Tally the lines in these records that hold the string "JSON", and reply with the number alone.

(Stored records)
○ ○ ○
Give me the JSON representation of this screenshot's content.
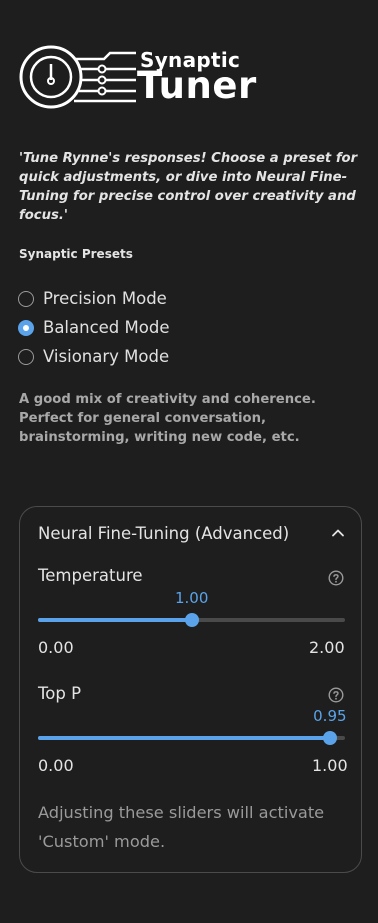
{
  "logo": {
    "title_small": "Synaptic",
    "title_big": "Tuner"
  },
  "intro_text": "'Tune Rynne's responses! Choose a preset for quick adjustments, or dive into Neural Fine-Tuning for precise control over creativity and focus.'",
  "presets": {
    "heading": "Synaptic Presets",
    "options": [
      {
        "label": "Precision Mode",
        "checked": false
      },
      {
        "label": "Balanced Mode",
        "checked": true
      },
      {
        "label": "Visionary Mode",
        "checked": false
      }
    ],
    "description": "A good mix of creativity and coherence. Perfect for general conversation, brainstorming, writing new code, etc."
  },
  "fine_tuning": {
    "title": "Neural Fine-Tuning (Advanced)",
    "expanded": true,
    "sliders": [
      {
        "label": "Temperature",
        "value": "1.00",
        "min": "0.00",
        "max": "2.00",
        "fraction": 0.5
      },
      {
        "label": "Top P",
        "value": "0.95",
        "min": "0.00",
        "max": "1.00",
        "fraction": 0.95
      }
    ],
    "note": "Adjusting these sliders will activate 'Custom' mode."
  },
  "colors": {
    "accent": "#5aa3ea",
    "background": "#1e1e1e",
    "track": "#4a4a4a"
  }
}
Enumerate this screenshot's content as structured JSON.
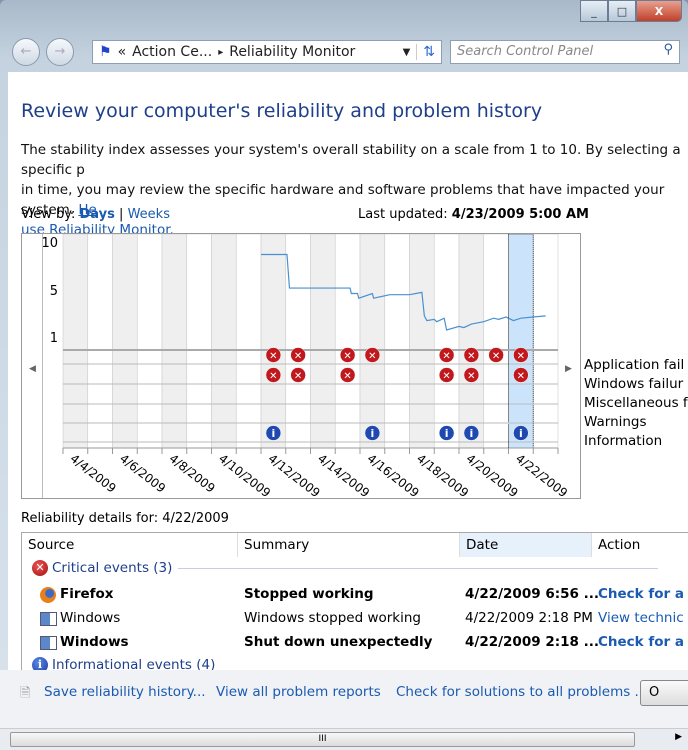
{
  "window": {
    "close": "X",
    "minimize": "_",
    "maximize": "□"
  },
  "address": {
    "prefix": "«",
    "crumb1": "Action Ce...",
    "separator": "▸",
    "crumb2": "Reliability Monitor"
  },
  "search": {
    "placeholder": "Search Control Panel"
  },
  "page": {
    "title": "Review your computer's reliability and problem history",
    "desc1": "The stability index assesses your system's overall stability on a scale from 1 to 10. By selecting a specific p",
    "desc2": "in time, you may review the specific hardware and software problems that have impacted your system.",
    "desc2_link": "He",
    "desc3_link": "use Reliability Monitor.",
    "view_by_label": "View by:",
    "view_days": "Days",
    "view_sep": "|",
    "view_weeks": "Weeks",
    "last_updated_label": "Last updated:",
    "last_updated_value": "4/23/2009 5:00 AM"
  },
  "chart_data": {
    "type": "line",
    "ylim": [
      1,
      10
    ],
    "y_ticks": [
      "10",
      "5",
      "1"
    ],
    "categories": [
      "4/4/2009",
      "4/5/2009",
      "4/6/2009",
      "4/7/2009",
      "4/8/2009",
      "4/9/2009",
      "4/10/2009",
      "4/11/2009",
      "4/12/2009",
      "4/13/2009",
      "4/14/2009",
      "4/15/2009",
      "4/16/2009",
      "4/17/2009",
      "4/18/2009",
      "4/19/2009",
      "4/20/2009",
      "4/21/2009",
      "4/22/2009",
      "4/23/2009"
    ],
    "x_tick_labels": [
      "4/4/2009",
      "4/6/2009",
      "4/8/2009",
      "4/10/2009",
      "4/12/2009",
      "4/14/2009",
      "4/16/2009",
      "4/18/2009",
      "4/20/2009",
      "4/22/2009"
    ],
    "selected": "4/22/2009",
    "stability_index": [
      [
        12.0,
        8.7
      ],
      [
        13.05,
        8.7
      ],
      [
        13.15,
        5.2
      ],
      [
        15.6,
        5.2
      ],
      [
        15.65,
        4.7
      ],
      [
        15.9,
        4.7
      ],
      [
        15.95,
        4.3
      ],
      [
        16.5,
        4.7
      ],
      [
        16.55,
        4.3
      ],
      [
        17.2,
        4.6
      ],
      [
        18.0,
        4.6
      ],
      [
        18.5,
        4.8
      ],
      [
        18.6,
        2.8
      ],
      [
        18.7,
        2.4
      ],
      [
        19.0,
        2.5
      ],
      [
        19.1,
        2.3
      ],
      [
        19.4,
        2.6
      ],
      [
        19.5,
        1.6
      ],
      [
        20.0,
        1.9
      ],
      [
        20.2,
        1.8
      ],
      [
        20.5,
        2.1
      ],
      [
        21.0,
        2.3
      ],
      [
        21.4,
        2.6
      ],
      [
        21.6,
        2.5
      ],
      [
        21.9,
        2.7
      ],
      [
        22.2,
        2.4
      ],
      [
        22.5,
        2.6
      ],
      [
        23.0,
        2.7
      ],
      [
        23.5,
        2.8
      ]
    ],
    "rows": [
      "Application failures",
      "Windows failures",
      "Miscellaneous failures",
      "Warnings",
      "Information"
    ],
    "row_labels_visible": [
      "Application fail",
      "Windows failur",
      "Miscellaneous f",
      "Warnings",
      "Information"
    ],
    "events": {
      "Application failures": [
        "4/12/2009",
        "4/13/2009",
        "4/15/2009",
        "4/16/2009",
        "4/19/2009",
        "4/20/2009",
        "4/21/2009",
        "4/22/2009"
      ],
      "Windows failures": [
        "4/12/2009",
        "4/13/2009",
        "4/15/2009",
        "4/19/2009",
        "4/20/2009",
        "4/22/2009"
      ],
      "Miscellaneous failures": [],
      "Warnings": [],
      "Information": [
        "4/12/2009",
        "4/16/2009",
        "4/19/2009",
        "4/20/2009",
        "4/22/2009"
      ]
    },
    "colors": {
      "line": "#4a90d0",
      "selected": "#cce4fb",
      "shade": "#efefef",
      "error": "#c0181c",
      "info": "#1f48b0"
    }
  },
  "details": {
    "label": "Reliability details for:",
    "date": "4/22/2009",
    "columns": [
      "Source",
      "Summary",
      "Date",
      "Action"
    ],
    "critical_group": "Critical events (3)",
    "info_group": "Informational events (4)",
    "rows": [
      {
        "source": "Firefox",
        "summary": "Stopped working",
        "date": "4/22/2009 6:56 ...",
        "action": "Check for a s",
        "bold": true,
        "icon": "firefox-icon"
      },
      {
        "source": "Windows",
        "summary": "Windows stopped working",
        "date": "4/22/2009 2:18 PM",
        "action": "View  technic",
        "bold": false,
        "icon": "window-app-icon"
      },
      {
        "source": "Windows",
        "summary": "Shut down unexpectedly",
        "date": "4/22/2009 2:18 ...",
        "action": "Check for a s",
        "bold": true,
        "icon": "window-app-icon"
      }
    ]
  },
  "footer": {
    "save": "Save reliability history...",
    "view_all": "View all problem reports",
    "check_all": "Check for solutions to all problems ...",
    "ok": "O"
  },
  "scrollbar": {
    "grip": "III"
  }
}
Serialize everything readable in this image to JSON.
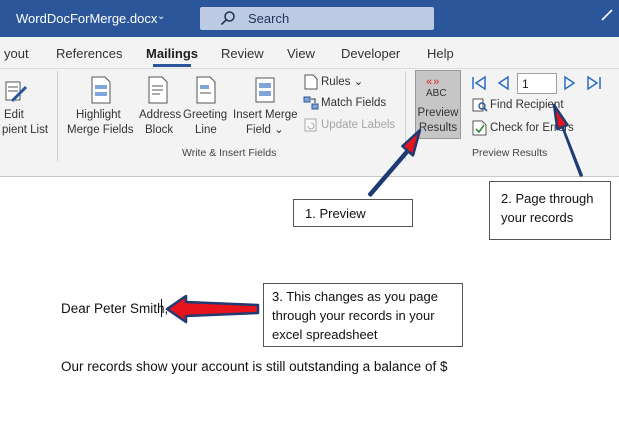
{
  "titlebar": {
    "doc_title": "WordDocForMerge.docx",
    "chevron": "⌄",
    "search_label": "Search",
    "background_color": "#2b579a"
  },
  "ribbon": {
    "tabs": [
      {
        "label": "yout",
        "active": false
      },
      {
        "label": "References",
        "active": false
      },
      {
        "label": "Mailings",
        "active": true
      },
      {
        "label": "Review",
        "active": false
      },
      {
        "label": "View",
        "active": false
      },
      {
        "label": "Developer",
        "active": false
      },
      {
        "label": "Help",
        "active": false
      }
    ],
    "left_cut": {
      "line1": "Edit",
      "line2": "pient List"
    },
    "write_insert": {
      "highlight": {
        "line1": "Highlight",
        "line2": "Merge Fields"
      },
      "address": {
        "line1": "Address",
        "line2": "Block"
      },
      "greeting": {
        "line1": "Greeting",
        "line2": "Line"
      },
      "insert_merge": {
        "line1": "Insert Merge",
        "line2": "Field ⌄"
      },
      "rules": "Rules ⌄",
      "match_fields": "Match Fields",
      "update_labels": "Update Labels",
      "group_label": "Write & Insert Fields"
    },
    "preview": {
      "chevrons": "«»",
      "abc": "ABC",
      "line1": "Preview",
      "line2": "Results",
      "record_number": "1",
      "find_recipient": "Find Recipient",
      "check_errors": "Check for Errors",
      "group_label": "Preview Results"
    }
  },
  "callouts": {
    "preview": "1. Preview",
    "page_through": {
      "line1": "2.  Page through",
      "line2": "your records"
    },
    "changes": {
      "line1": "3. This changes as you page",
      "line2": "through your records in your",
      "line3": "excel spreadsheet"
    }
  },
  "document": {
    "greeting": "Dear Peter Smith,",
    "body_line": "Our records show your account is still outstanding a balance of $"
  },
  "colors": {
    "accent": "#2b579a",
    "arrow_fill": "#e8141c",
    "arrow_outline": "#1f3b73"
  }
}
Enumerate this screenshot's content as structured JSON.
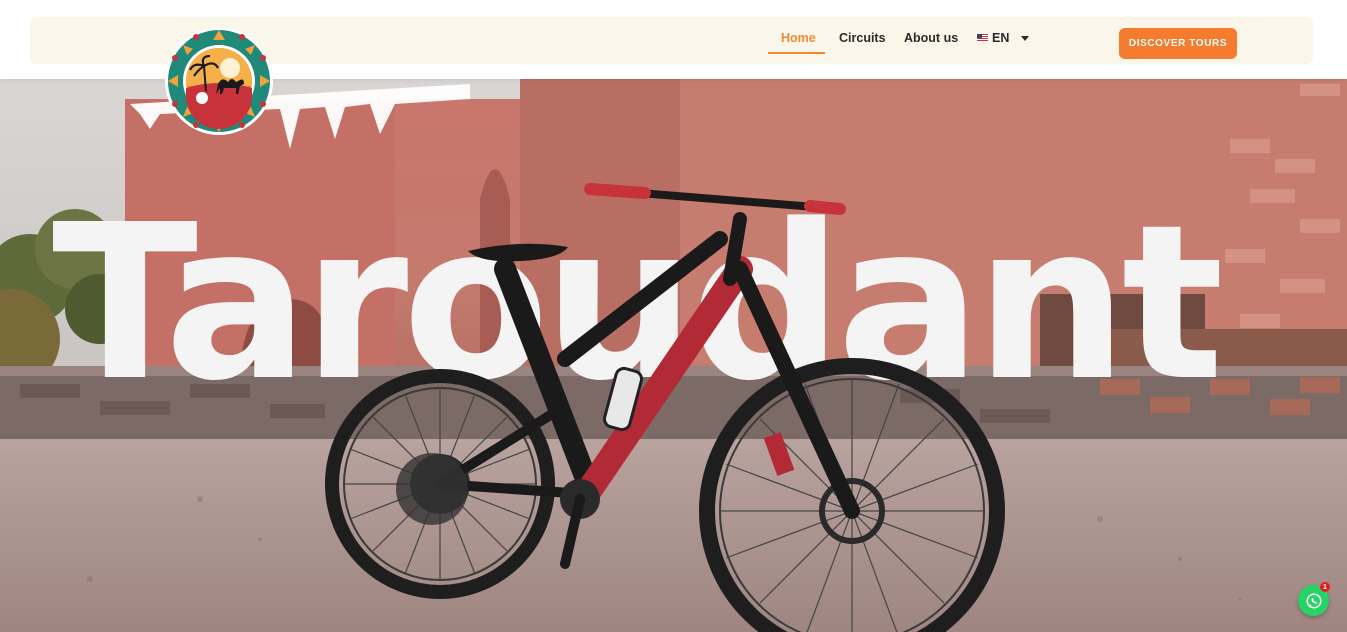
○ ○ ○
[Output for this exercise]: 4